- EXERCISE REQUIREMENTS: Look through the material for lines with the word "ByLayer", and copy each one.

-- Opening Marker --

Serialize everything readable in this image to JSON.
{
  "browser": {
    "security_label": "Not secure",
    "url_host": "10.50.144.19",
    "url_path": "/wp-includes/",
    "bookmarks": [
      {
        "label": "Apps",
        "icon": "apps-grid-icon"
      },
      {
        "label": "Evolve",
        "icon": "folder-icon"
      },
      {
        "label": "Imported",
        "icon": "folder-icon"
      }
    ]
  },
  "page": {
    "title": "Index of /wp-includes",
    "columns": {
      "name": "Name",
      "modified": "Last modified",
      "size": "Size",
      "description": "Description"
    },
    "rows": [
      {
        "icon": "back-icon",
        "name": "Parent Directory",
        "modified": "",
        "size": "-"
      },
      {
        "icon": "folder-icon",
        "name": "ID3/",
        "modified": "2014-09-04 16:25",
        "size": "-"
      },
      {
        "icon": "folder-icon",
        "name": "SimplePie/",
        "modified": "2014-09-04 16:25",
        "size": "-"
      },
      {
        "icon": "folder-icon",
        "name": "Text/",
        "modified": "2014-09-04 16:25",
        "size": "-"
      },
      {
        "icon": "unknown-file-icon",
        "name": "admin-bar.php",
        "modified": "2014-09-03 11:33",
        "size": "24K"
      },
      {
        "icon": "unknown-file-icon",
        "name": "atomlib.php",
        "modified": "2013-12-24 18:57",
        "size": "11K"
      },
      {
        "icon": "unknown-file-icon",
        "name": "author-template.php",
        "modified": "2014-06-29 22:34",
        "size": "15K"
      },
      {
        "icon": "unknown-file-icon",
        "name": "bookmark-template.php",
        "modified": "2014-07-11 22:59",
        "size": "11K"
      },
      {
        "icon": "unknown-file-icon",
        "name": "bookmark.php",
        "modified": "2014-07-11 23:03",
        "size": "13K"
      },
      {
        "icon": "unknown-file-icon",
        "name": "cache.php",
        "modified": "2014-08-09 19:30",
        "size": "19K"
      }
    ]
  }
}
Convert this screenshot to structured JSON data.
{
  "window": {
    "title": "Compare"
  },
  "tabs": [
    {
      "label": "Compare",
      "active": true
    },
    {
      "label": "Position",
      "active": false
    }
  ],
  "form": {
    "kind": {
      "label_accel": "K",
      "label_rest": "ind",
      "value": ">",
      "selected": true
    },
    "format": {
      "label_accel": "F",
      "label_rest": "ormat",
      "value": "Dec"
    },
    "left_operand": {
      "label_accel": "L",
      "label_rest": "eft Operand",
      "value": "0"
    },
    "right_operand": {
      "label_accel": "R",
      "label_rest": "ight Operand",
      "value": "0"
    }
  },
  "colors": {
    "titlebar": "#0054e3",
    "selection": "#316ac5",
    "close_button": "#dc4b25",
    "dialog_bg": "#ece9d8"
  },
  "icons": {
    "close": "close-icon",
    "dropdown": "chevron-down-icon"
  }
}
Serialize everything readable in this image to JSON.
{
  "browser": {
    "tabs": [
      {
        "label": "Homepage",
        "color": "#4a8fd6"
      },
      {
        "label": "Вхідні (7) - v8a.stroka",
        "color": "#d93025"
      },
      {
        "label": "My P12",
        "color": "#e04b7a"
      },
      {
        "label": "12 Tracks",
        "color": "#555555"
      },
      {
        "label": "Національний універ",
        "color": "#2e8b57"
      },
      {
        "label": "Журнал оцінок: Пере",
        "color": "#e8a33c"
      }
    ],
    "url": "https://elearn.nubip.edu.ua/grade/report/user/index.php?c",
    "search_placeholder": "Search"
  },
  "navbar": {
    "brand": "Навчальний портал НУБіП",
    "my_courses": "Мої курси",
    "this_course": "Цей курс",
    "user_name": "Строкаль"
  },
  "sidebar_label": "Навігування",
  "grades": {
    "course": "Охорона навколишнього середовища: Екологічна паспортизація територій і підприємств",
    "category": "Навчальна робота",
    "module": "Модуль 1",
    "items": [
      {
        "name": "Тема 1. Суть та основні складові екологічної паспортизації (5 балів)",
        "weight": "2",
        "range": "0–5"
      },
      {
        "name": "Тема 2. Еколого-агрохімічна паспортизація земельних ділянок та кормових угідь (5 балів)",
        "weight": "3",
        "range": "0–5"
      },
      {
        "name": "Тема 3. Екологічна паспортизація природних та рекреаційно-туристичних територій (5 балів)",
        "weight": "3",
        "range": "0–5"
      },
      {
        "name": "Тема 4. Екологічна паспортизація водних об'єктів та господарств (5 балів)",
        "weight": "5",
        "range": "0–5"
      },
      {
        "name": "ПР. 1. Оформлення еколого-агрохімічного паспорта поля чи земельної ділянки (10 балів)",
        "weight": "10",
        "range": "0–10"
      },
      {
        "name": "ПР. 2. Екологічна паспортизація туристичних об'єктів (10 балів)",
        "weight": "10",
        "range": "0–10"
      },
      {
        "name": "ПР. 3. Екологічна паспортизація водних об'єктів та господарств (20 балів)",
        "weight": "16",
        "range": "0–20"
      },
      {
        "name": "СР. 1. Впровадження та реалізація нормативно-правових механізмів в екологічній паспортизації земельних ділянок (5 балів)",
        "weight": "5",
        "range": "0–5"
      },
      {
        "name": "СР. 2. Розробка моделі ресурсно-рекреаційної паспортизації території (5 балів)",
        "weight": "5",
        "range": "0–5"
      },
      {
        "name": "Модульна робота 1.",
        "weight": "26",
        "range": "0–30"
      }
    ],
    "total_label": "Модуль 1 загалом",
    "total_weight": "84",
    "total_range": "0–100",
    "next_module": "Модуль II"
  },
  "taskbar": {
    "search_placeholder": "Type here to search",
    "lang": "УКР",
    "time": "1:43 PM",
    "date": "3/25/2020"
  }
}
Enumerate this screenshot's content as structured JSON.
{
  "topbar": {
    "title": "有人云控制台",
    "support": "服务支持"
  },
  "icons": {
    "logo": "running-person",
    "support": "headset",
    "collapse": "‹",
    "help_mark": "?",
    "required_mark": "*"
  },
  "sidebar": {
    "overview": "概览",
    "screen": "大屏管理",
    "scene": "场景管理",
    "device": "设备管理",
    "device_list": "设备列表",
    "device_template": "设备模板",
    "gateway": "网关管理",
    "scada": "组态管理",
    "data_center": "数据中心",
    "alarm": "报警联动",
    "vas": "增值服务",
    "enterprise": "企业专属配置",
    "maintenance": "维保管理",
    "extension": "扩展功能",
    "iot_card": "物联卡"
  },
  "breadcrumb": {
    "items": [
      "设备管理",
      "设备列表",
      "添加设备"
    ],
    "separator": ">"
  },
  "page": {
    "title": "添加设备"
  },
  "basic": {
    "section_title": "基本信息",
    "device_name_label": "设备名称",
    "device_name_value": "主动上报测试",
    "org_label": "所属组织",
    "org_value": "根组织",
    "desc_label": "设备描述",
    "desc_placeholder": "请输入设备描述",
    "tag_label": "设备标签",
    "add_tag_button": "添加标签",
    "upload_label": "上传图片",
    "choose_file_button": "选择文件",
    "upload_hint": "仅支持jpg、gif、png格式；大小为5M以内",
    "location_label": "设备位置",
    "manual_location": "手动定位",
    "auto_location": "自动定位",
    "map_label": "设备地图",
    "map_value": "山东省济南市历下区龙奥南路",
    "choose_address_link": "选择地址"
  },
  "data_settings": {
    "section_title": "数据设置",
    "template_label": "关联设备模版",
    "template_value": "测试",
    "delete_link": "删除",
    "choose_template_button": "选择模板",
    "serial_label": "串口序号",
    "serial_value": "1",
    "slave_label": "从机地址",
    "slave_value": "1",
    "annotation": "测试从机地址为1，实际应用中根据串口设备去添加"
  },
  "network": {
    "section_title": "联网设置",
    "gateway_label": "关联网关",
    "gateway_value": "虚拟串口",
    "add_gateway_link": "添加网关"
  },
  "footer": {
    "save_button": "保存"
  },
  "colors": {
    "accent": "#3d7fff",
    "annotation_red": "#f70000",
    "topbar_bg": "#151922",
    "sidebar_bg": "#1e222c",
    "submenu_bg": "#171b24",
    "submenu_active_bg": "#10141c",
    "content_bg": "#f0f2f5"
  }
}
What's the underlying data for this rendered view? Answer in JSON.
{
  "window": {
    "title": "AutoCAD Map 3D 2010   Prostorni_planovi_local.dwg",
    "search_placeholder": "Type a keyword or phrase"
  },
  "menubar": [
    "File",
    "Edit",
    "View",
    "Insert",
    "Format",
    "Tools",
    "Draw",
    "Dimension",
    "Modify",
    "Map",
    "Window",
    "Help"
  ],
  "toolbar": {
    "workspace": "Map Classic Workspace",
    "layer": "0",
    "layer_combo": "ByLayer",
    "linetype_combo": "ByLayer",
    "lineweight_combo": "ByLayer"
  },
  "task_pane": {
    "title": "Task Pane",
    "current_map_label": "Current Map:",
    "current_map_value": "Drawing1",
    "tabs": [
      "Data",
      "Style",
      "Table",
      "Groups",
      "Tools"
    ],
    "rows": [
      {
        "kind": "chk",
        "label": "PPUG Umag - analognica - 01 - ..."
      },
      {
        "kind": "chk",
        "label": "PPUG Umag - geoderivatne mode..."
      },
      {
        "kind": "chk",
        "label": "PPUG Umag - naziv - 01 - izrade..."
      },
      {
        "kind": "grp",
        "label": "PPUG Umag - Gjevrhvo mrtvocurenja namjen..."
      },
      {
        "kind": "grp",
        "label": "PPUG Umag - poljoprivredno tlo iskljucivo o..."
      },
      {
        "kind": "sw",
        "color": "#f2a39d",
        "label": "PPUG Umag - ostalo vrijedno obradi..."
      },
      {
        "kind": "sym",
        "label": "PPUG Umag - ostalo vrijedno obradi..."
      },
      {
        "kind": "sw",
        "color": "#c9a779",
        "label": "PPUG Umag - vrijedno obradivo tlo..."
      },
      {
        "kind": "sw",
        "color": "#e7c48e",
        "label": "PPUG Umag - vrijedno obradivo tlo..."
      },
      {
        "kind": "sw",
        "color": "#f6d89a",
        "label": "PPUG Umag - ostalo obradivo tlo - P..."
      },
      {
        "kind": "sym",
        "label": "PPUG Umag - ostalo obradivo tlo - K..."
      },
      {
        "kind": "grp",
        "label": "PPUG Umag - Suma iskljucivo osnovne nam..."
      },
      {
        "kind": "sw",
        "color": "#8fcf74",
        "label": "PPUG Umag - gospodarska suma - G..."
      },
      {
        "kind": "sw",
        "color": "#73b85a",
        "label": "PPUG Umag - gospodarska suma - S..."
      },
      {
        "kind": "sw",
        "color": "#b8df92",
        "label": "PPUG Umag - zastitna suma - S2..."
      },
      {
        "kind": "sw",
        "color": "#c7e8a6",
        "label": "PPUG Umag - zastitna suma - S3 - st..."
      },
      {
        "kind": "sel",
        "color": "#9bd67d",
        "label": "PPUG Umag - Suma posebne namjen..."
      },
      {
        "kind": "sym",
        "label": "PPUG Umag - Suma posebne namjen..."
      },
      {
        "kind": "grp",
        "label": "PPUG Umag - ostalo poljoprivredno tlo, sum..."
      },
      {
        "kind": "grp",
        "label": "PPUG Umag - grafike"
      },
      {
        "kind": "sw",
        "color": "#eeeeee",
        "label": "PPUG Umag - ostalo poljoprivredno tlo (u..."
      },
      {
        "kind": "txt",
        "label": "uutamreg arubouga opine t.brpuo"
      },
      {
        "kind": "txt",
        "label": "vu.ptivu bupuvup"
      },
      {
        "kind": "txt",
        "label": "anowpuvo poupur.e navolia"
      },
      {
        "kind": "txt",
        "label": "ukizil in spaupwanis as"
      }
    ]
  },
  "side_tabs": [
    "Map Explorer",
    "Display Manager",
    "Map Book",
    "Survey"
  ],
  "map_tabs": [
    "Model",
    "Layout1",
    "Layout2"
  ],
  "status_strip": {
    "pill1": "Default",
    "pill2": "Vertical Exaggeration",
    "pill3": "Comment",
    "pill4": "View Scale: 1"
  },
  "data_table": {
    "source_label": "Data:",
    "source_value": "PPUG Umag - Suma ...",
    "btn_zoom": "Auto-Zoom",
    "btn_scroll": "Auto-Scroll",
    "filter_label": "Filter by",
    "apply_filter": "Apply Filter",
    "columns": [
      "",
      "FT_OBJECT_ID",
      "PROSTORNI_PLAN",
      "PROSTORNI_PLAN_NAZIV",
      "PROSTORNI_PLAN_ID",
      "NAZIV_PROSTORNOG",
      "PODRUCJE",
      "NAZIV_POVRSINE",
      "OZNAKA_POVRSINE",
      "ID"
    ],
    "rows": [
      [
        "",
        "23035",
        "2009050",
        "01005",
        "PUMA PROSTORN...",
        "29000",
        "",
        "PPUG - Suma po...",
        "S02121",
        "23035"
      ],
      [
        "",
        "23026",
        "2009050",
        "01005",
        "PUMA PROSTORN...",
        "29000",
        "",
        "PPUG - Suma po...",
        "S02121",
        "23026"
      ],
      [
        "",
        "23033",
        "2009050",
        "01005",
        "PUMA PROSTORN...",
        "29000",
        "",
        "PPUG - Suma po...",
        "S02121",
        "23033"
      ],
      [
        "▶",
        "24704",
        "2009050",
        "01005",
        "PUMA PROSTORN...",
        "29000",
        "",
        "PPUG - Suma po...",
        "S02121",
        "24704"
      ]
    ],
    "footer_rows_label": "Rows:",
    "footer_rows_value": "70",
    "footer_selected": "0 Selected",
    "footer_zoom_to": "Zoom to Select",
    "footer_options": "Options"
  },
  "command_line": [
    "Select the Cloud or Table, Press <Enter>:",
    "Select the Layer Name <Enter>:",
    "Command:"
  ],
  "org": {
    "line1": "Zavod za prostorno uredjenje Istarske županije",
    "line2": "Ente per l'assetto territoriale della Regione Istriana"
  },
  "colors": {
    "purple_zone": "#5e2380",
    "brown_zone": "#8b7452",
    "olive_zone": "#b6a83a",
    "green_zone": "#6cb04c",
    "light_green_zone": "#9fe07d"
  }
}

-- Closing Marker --

- SOLUTION TO THIS TASK:
    "layer_combo": "ByLayer",
    "linetype_combo": "ByLayer",
    "lineweight_combo": "ByLayer"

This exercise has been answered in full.